Housing has undoubtedly been a huge problem and it’s understandable that we’d want to do something about it. Ideally our aim could have been to gather statistics and study trends in the overall market such that we could effectively time when to introduce policy to gently simulate or restrain the market according to market cycles. Some of this was covered previously as we embarked on analysis of the problem and concluded that zoning restrictions and a lack of planning contributed. We roughly estimated the supply problems, identified problems with policy and lending practices and questioned if we’re in a housing bubble. Much of this could have caused one to reevaluate the need to stimulate the market with supply, especially as we watched for and identified signs of the bubble bursting. Unfortunately much of this analysis seemingly went unnoticed and may well not have been done elsewhere where it was most needed.
One large concern is that beyond a perceived lack of analysis it seems like there is all too often an inclination to throw money at a problem.

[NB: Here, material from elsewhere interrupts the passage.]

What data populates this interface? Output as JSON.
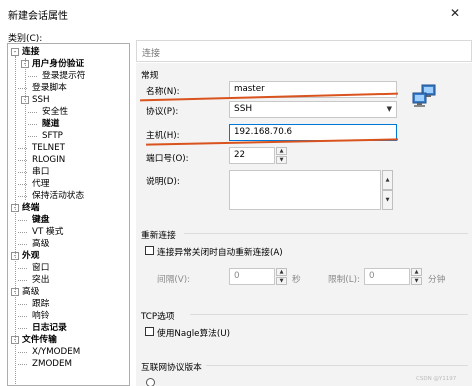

Explaining the arrangement with the developer, Major Dill said: “BHC will purchase the condos from the developer and then resell to pre-approved buyers.
This is something that has jumped out about this project since day one. Government has effectively absolved the developer of financial risk on the project. Now a bunch of condos are ready and none have been sold. It isn’t yet clear that we’re at the bottom of our downturn, policy hasn’t been changed to soften it and banks have swung their lending practices so heavily to the conservative side that most if not all potential demand has dried up. There is no question intentions were well meaning but ultimately benevolent meddling hasn’t seemed to yield the kind of results most would hope for.
Ideally speaking careful regulation of policy can and should have been used to adjust things and to let the market react accordingly in order to address our problems. Unfortunately policy hasn’t changed and we’ve poorly timed the launch of even more supply. This glut of supply will likely add pressure to a declining market and make things even more precarious. While certainly we’d like to shift the housing market in favor of being more affordable, stability is also a factor, especially as we face many who may struggle under oversized mortgages and an inability to sell their homes. Most sadly if all of these homes don’t sell this could be yet another case that government could end up unnecessarily overspending and increasing our debt burden.
It’s another sad case where it’s clear the intentions were well meaning but the results may well leave much to be desired. It is hoped that our government will conduct a full review of our current housing situation, perform the necessary analysis and take a deep look at all housing policy to determine how best to stabilize the market using sound and prudent regulation in this time of instability.
The OBA battling the PLP on rhetoric is reminicent of bringing a knife to a gunfight.
Mr Dunkley defended his stance on the EEZ extension, saying: “My colleagues and I have listened to the people and we share their concern that the whole island is in the midst of an economic downturn and we should work to empower all people.
"Economic downturn" is the PLP's rhetoric to make the economy seem less bad than it is. If you use their words, you make it sound like you agree with their position. Do you agree with their position Mr. Dunkley?
It's an "Economic crisis". Why? It is a crisis to anyone who has lost their job. It is a crisis to anyone who is poor. It is a crisis who has seen their home drop in value, or is underwater. It is a crisis to anyone who wonders when it will end. "Crisis" stirs emotion. "Downturn" does not.
Our Premier is out there using words like "rape" to describe the situation of store product pricing. It's disgusting, distasteful and shows very poor character, but it stirs emotions and emotions win elections. The OBA doesn't understand this. They're great at policy but bad at politics.